Seek Immediate Medical Attention for Acute Knee Injuries. While waiting to see the doctor, to reduce swelling and pain apply ice immediately and leave on 15 - 20 minutes per hour. Elevate the knee above heart level if possible. Wrapping the knee in an ACE bandage (elastic bandage) provides compression and also helps limit swelling.

Treatment of Torn Meniscus:
Unless it is a small tear on the outer edge, a torn meniscus will not heal on its own because of its lack of blood supply in its center. A meniscus tear sometimes can be repaired with sutures, but more often the damaged area of the meniscus is trimmed. The torn piece of meniscus may be surgically removed through arthroscopic surgery. As in any surgery, risks include blood clots and infection. Full recovery takes up to six weeks.

Not all meniscus tears require surgery. Some people can function with a torn meniscus. Pain and swelling often resolve within 6 weeks, even though the meniscus hasnt actually healed.

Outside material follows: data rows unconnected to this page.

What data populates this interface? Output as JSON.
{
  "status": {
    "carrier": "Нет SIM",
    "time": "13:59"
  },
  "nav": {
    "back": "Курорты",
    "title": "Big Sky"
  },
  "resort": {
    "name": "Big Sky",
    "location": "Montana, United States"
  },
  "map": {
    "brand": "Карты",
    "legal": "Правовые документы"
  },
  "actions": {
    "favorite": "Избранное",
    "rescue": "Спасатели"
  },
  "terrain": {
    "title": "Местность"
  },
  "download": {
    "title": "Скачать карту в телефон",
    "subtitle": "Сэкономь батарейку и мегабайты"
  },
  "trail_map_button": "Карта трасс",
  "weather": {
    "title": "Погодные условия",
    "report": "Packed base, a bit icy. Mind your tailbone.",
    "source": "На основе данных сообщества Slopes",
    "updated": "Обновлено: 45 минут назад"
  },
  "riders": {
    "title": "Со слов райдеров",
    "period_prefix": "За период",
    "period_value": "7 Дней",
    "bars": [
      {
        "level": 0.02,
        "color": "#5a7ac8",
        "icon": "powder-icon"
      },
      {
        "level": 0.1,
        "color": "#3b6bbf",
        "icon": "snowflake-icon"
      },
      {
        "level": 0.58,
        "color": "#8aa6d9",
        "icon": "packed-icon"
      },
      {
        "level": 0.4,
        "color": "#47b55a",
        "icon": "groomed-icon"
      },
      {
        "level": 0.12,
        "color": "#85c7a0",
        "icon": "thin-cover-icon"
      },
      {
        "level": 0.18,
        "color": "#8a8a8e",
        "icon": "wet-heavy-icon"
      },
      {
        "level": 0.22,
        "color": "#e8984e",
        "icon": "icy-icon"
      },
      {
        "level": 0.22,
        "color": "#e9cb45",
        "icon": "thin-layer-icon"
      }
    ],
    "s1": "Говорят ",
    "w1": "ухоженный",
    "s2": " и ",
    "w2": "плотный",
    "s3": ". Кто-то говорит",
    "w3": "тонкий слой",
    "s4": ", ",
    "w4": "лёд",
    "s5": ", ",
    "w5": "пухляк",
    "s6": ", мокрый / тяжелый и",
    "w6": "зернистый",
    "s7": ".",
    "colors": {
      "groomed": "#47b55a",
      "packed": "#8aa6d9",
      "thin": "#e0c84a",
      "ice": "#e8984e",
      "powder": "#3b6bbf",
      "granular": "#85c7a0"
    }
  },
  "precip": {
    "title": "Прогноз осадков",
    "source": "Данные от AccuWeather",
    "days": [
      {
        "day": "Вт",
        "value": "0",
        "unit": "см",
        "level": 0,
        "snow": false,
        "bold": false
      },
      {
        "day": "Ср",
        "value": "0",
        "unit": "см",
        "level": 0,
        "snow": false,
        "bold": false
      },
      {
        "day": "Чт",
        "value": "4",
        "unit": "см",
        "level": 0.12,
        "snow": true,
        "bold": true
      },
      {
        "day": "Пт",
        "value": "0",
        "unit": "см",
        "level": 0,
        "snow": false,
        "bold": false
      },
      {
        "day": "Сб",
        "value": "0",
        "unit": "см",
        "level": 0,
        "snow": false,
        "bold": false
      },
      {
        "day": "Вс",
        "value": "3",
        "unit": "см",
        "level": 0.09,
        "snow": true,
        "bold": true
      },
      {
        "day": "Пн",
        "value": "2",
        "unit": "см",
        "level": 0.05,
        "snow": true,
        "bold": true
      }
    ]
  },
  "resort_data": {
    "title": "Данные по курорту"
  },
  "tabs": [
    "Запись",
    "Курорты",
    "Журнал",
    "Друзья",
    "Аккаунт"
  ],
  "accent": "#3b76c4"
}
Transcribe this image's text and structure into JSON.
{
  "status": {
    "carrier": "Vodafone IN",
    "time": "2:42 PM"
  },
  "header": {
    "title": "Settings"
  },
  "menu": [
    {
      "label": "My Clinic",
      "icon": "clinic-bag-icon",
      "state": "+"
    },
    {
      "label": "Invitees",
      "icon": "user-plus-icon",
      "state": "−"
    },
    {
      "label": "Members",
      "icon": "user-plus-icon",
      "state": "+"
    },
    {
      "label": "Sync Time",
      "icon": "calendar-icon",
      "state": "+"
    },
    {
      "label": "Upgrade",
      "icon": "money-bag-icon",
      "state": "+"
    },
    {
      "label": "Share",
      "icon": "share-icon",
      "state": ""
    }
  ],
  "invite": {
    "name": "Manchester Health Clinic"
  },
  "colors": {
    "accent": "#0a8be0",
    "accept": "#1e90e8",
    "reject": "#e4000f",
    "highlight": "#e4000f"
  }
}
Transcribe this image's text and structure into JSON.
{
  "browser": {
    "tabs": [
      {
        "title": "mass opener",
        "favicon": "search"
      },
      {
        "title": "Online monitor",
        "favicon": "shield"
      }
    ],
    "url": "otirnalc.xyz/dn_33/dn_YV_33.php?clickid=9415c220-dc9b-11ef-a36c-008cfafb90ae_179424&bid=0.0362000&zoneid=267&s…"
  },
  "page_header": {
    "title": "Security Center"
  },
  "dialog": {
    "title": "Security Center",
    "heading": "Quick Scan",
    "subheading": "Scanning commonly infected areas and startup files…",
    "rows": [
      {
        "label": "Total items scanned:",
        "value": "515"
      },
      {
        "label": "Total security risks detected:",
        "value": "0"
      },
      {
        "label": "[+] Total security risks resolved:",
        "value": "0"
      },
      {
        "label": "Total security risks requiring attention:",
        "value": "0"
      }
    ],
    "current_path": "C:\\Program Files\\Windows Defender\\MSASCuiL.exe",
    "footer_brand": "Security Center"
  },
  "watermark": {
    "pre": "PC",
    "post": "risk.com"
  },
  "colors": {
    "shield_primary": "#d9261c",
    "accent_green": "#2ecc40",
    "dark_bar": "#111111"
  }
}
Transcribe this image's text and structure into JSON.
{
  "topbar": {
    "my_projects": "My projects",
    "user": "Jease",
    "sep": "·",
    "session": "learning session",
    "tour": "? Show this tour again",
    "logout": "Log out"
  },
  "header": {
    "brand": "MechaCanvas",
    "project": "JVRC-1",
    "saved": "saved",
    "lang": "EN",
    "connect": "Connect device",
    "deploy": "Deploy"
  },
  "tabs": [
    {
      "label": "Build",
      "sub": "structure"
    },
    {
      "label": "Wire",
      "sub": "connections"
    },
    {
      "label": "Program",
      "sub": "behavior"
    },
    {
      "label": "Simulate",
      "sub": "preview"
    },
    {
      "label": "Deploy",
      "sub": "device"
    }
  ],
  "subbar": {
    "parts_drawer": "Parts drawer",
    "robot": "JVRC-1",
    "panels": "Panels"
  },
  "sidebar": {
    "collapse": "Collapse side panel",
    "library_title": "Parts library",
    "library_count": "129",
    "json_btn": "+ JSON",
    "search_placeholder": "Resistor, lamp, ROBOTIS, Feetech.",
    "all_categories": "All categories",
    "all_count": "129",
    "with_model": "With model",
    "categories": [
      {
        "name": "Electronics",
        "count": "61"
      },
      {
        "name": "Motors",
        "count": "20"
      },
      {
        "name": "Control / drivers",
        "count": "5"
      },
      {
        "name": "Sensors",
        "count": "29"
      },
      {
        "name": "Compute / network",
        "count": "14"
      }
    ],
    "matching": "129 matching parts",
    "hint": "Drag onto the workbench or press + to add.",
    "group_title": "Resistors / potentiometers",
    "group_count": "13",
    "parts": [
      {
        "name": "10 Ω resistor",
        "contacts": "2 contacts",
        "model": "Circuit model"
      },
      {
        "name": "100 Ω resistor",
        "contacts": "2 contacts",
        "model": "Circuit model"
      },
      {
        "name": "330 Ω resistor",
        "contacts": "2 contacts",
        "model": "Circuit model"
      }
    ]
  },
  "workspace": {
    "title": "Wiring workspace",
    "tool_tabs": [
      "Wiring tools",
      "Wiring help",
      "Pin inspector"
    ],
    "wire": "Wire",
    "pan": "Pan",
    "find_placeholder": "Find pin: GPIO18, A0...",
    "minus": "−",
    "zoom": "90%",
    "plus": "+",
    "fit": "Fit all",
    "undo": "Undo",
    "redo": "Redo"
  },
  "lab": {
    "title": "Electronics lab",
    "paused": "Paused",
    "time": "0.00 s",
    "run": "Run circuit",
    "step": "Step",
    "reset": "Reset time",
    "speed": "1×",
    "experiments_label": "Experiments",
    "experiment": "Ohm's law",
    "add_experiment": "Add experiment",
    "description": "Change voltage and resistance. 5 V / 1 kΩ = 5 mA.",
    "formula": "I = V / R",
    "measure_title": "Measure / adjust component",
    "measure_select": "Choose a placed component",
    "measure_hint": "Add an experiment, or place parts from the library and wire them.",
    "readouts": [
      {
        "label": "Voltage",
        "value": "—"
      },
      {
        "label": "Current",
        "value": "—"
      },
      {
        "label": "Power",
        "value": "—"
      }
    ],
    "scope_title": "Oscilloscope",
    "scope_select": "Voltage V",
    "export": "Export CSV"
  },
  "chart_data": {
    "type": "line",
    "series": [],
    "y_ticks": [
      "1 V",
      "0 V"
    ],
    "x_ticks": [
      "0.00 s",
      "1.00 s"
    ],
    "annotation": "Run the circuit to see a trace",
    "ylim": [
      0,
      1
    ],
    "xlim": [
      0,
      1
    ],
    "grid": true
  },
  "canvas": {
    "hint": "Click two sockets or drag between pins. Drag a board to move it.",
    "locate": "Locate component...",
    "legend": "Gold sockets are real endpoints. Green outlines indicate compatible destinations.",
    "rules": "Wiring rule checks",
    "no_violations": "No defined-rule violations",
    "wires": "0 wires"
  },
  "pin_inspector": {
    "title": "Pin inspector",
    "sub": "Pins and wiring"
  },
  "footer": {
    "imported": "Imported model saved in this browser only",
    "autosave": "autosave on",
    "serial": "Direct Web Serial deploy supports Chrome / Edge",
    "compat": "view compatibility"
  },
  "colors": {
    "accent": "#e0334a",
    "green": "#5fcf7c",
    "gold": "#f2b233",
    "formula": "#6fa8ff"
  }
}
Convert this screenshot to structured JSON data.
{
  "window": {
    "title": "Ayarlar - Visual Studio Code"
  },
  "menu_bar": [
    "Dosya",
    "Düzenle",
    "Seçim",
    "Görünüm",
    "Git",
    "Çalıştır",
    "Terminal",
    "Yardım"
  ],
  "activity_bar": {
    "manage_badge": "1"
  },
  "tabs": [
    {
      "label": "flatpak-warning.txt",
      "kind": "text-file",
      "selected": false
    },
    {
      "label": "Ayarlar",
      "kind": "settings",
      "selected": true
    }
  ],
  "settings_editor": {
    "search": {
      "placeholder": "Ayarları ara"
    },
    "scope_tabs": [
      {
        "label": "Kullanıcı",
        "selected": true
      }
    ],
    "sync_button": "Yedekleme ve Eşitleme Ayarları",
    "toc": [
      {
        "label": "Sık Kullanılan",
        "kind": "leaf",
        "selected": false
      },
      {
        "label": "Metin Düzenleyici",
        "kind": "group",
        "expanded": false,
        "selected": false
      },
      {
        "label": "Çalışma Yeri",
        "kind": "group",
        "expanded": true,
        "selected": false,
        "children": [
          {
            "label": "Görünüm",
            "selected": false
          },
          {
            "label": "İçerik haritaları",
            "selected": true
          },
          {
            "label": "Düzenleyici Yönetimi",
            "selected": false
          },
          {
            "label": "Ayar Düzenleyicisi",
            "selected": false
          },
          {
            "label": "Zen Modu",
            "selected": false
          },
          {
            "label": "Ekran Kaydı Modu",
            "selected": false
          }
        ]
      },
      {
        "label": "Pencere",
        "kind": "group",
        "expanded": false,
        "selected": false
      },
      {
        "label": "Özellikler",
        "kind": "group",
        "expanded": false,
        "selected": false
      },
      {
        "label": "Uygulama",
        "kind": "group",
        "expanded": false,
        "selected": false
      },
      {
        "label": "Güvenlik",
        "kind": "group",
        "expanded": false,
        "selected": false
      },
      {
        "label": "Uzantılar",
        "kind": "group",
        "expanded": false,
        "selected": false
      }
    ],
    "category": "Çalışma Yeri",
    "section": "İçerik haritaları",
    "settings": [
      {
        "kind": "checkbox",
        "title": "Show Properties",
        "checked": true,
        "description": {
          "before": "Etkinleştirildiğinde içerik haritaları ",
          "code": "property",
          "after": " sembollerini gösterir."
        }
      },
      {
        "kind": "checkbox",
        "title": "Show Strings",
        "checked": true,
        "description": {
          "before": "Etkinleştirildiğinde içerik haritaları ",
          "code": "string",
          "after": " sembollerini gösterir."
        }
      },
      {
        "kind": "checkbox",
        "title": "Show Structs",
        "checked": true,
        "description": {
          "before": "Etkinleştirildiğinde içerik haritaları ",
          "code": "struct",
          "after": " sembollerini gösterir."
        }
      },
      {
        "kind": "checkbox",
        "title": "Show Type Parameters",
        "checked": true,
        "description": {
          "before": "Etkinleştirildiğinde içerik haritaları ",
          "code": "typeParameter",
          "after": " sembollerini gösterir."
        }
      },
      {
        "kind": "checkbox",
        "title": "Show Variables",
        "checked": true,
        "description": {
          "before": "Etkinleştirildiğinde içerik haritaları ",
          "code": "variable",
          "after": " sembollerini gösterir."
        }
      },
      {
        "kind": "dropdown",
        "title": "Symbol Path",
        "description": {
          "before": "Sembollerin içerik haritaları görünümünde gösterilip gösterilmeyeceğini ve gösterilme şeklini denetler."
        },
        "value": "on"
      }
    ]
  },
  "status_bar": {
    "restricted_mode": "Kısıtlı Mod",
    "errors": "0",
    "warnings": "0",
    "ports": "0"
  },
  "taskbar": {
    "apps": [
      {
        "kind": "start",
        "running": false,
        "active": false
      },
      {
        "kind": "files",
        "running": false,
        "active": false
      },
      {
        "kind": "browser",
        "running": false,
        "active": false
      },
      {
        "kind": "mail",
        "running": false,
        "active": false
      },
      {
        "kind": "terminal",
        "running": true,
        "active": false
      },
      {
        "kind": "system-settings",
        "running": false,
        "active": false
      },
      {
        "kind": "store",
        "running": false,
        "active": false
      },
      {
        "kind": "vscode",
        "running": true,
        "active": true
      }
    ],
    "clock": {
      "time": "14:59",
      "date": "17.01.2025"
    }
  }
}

Surgery is often recommended. Depending upon the nature of the tear, a torn piece of cartilage may cause damage to the smooth cartilage that covers the ends of the knee bones. If the knee becomes locked, normal functioning is not possible and the muscles that support the knee weaken from lack of normal use.

The meniscus plays an important role in absorbing shock. If the entire meniscus or a large part of the meniscus is removed, the knee usually develops degenerative arthritis (osteoarthritis) within ten years. The articular cartilage that covers knee bones to help them glide over one another breaks down. Avoiding high-impact activities may slow down damage to the articular cartilage. Strengthening the muscles that support the knee, especially the quadriceps, help take stress off the knee joint and may also slow down the development of osteoarthritis.

Knee Fractures

Caused by a forceful blow to knee as in contact sports or a fall. Symptoms are knee pain, moderate to severe swelling, there may be an inability to walk or to withstand weight on leg and/or muscles going into spasms upon slightest movement of knee. X-ray can confirm fracture. Sometimes the knee being set in a splint or cast is enough. Whether or not surgery is required depends on the type of fracture.

Seek Immediate Medical Attention for Acute Knee Injuries. While waiting to see the doctor, to reduce swelling and pain apply ice immediately and leave on 15 - 20 minutes per hour. Elevate the knee above heart level if possible. Wrapping the knee in an ACE bandage (elastic bandage) provides compression and also helps limit swelling.

Ruptured Tendon (Torn Tendon)

Tendons attach muscle to bone. The quadriceps tendon and patellar tendon connect to form one continuous tendon that covers the patella (kneecap). The quadriceps tendon connects quad muscles to the patella; the patellar tendon connects the patella to the shinbone.

If the quadriceps contract forcefully and suddenly (as when trying to break a fall), the tendon may tear where it attaches to the bone (either above or below the kneecap).

If the tendon is completely torn, straightening the leg will be difficult (not just because of the pain).

A completely torn tendon can be surgically reattached. If the tendon is only partially torn, surgery may not be necessary. A cast is usually worn for several weeks. When the leg is immobilized, muscles and tendons weaken. Rehabilitative exercises help restore strength and flexibility to the knee/leg.

Seek Immediate Medical Attention for Acute Knee Injuries. While waiting to see the doctor, to reduce swelling and pain apply ice immediately and leave on 15 - 20 minutes per hour. Elevate the knee above heart level if possible. Wrapping the knee in an ACE bandage (elastic bandage) provides compression and also helps limit swelling.

Tendonitis is inflammation of a tendon. Tendonitis of the knee may be caused an acute injury but is more often caused by overuse.

Continue to Overuse Knee injuries on next page...